            newKey = sourceTable.SourceKeyField + numberAdjust;
            destinationTable.DestinationKeyField = newKey;
            notes += strFmt("%1 is the key to be tried." , newKey);
            destinationTable.insert();
            notes += "Success: .insert()";
        }
        ttsCommit;
    }
    catch (Exception::DuplicateKeyException, destinationTable) // Table is optional.
    {
        notes += "Inside the catch block.";
        notes += 'Error: ' + infolog.text().strReplace('\n', '');
        if (countTries <= 1)
        {
            notes += "Will issue retry.";

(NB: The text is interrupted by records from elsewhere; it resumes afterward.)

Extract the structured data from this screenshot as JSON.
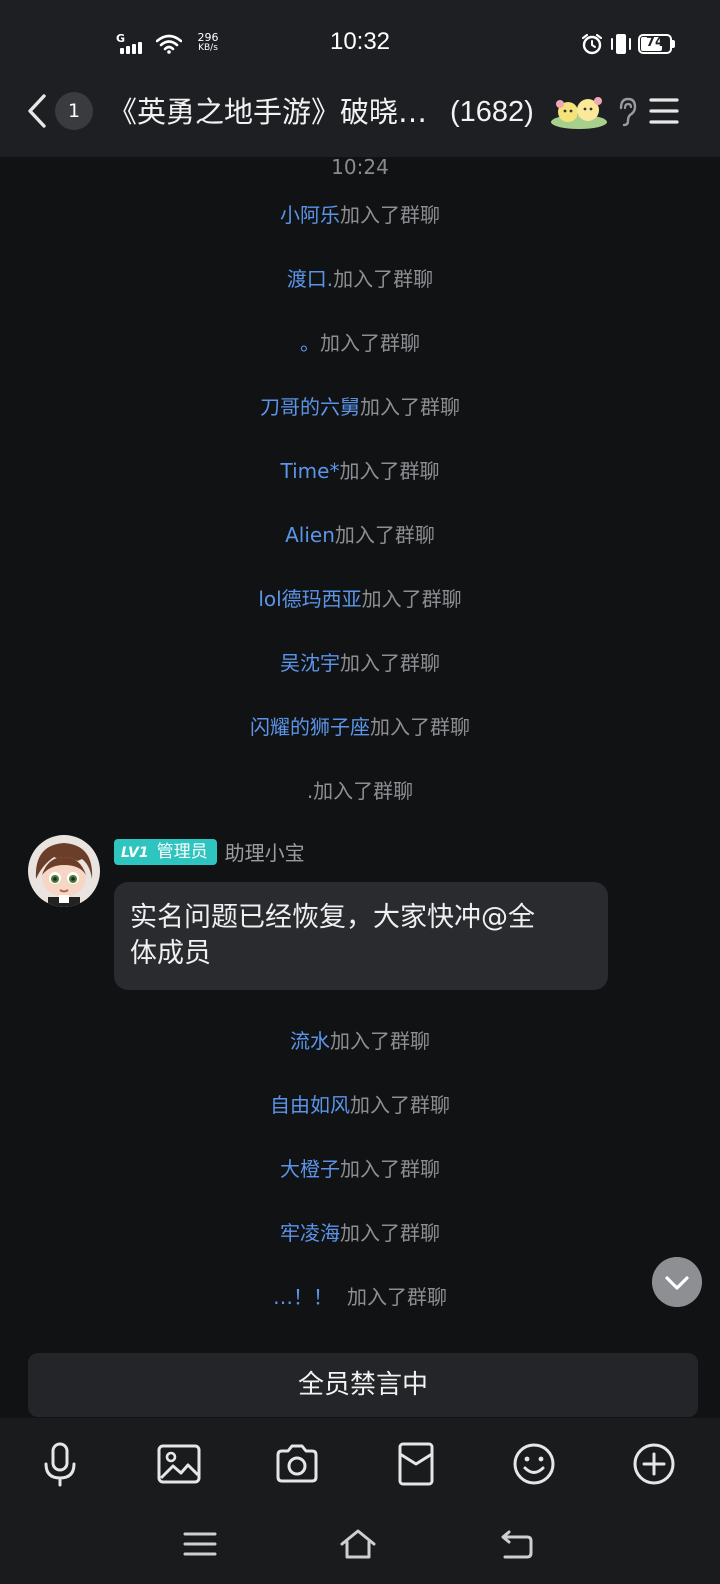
{
  "status_bar": {
    "network": "G",
    "net_speed": "296",
    "net_speed_unit": "KB/s",
    "time": "10:32",
    "battery": "74",
    "battery_level": 0.74
  },
  "title_bar": {
    "unread_count": "1",
    "group_name": "《英勇之地手游》破晓…",
    "member_count": "(1682)"
  },
  "chat": {
    "timestamp": "10:24",
    "join_suffix": "加入了群聊",
    "joins_before": [
      "小阿乐",
      "渡口.",
      "。",
      "刀哥的六舅",
      "Time*",
      "Alien",
      "lol德玛西亚",
      "吴沈宇",
      "闪耀的狮子座",
      "."
    ],
    "message": {
      "level": "LV1",
      "role": "管理员",
      "sender": "助理小宝",
      "text_line1": "实名问题已经恢复，大家快冲@全",
      "text_line2": "体成员"
    },
    "joins_after": [
      "流水",
      "自由如风",
      "大橙子",
      "牢凌海",
      "…！！"
    ]
  },
  "bottom": {
    "mute_notice": "全员禁言中"
  },
  "colors": {
    "nickname": "#5b94e8",
    "badge": "#2ec4c0",
    "background": "#111214"
  }
}
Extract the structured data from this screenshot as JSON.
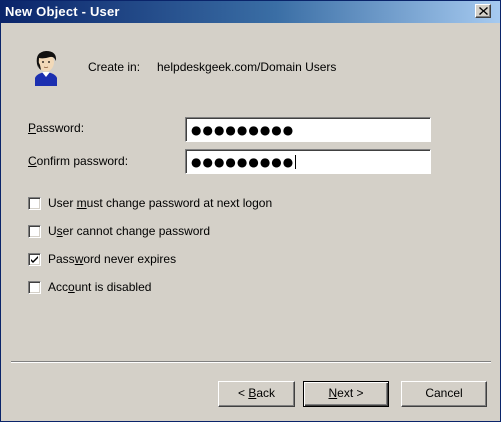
{
  "window": {
    "title": "New Object - User",
    "close_icon": "close-icon"
  },
  "header": {
    "icon": "user-icon",
    "create_in_label": "Create in:",
    "create_in_path": "helpdeskgeek.com/Domain Users"
  },
  "form": {
    "password": {
      "label_mnemonic": "P",
      "label_rest": "assword:",
      "masked_value": "●●●●●●●●●"
    },
    "confirm_password": {
      "label_mnemonic": "C",
      "label_rest": "onfirm password:",
      "masked_value": "●●●●●●●●●"
    }
  },
  "options": [
    {
      "pre": "User ",
      "mnemonic": "m",
      "post": "ust change password at next logon",
      "checked": false
    },
    {
      "pre": "U",
      "mnemonic": "s",
      "post": "er cannot change password",
      "checked": false
    },
    {
      "pre": "Pass",
      "mnemonic": "w",
      "post": "ord never expires",
      "checked": true
    },
    {
      "pre": "Acc",
      "mnemonic": "o",
      "post": "unt is disabled",
      "checked": false
    }
  ],
  "buttons": {
    "back": {
      "prefix": "< ",
      "mnemonic": "B",
      "rest": "ack"
    },
    "next": {
      "mnemonic": "N",
      "rest": "ext >"
    },
    "cancel": "Cancel"
  }
}
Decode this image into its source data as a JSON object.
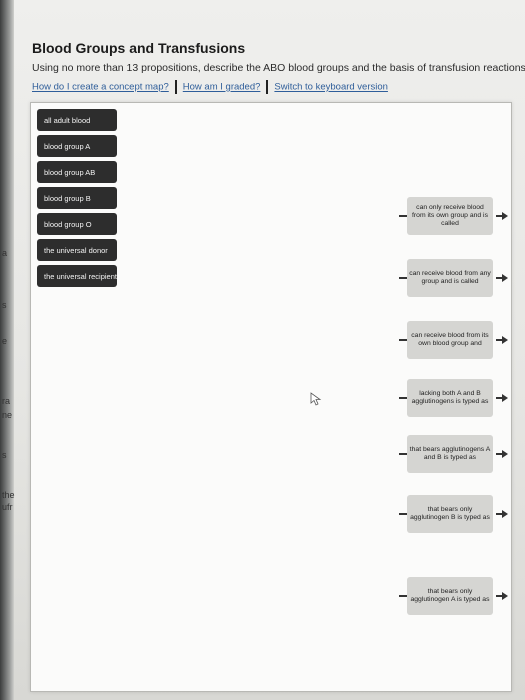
{
  "header": {
    "title": "Blood Groups and Transfusions",
    "instruction": "Using no more than 13 propositions, describe the ABO blood groups and the basis of transfusion reactions.",
    "links": [
      "How do I create a concept map?",
      "How am I graded?",
      "Switch to keyboard version"
    ]
  },
  "left_edge": [
    "a",
    "s",
    "e",
    "ra",
    "ne",
    "s",
    "the",
    "ufr"
  ],
  "concepts": [
    "all adult blood",
    "blood group A",
    "blood group AB",
    "blood group B",
    "blood group O",
    "the universal donor",
    "the universal recipient"
  ],
  "linking_phrases": [
    "can only receive blood from its own group and is called",
    "can receive blood from any group and is called",
    "can receive blood from its own blood group and",
    "lacking both A and B agglutinogens is typed as",
    "that bears agglutinogens A and B is typed as",
    "that bears only agglutinogen B is typed as",
    "that bears only agglutinogen A is typed as"
  ]
}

            numberAdjust = 1;
            retry; // Erases Infolog.
        }
        else
        {
            notes += "Aborting the transaction.";
            ttsAbort;
        }
    }

    for (inote = 1; inote <= conLen(notes); inote++)
    {
        info(conPeek(notes, inote));
    }
}

/* Output
    ---- Inside the try block, try count is 1.
    ---- 11 is the key to be tried.
    ---- Inside the catch block.
    Cannot create a record in DestinationTable (DestinationTable).
    The record already exists.
    ---- Will issue retry.
    ---- Inside the try block, try count is 2.
    ---- 12 is the key to be tried.
    ---- .insert() successful.
*/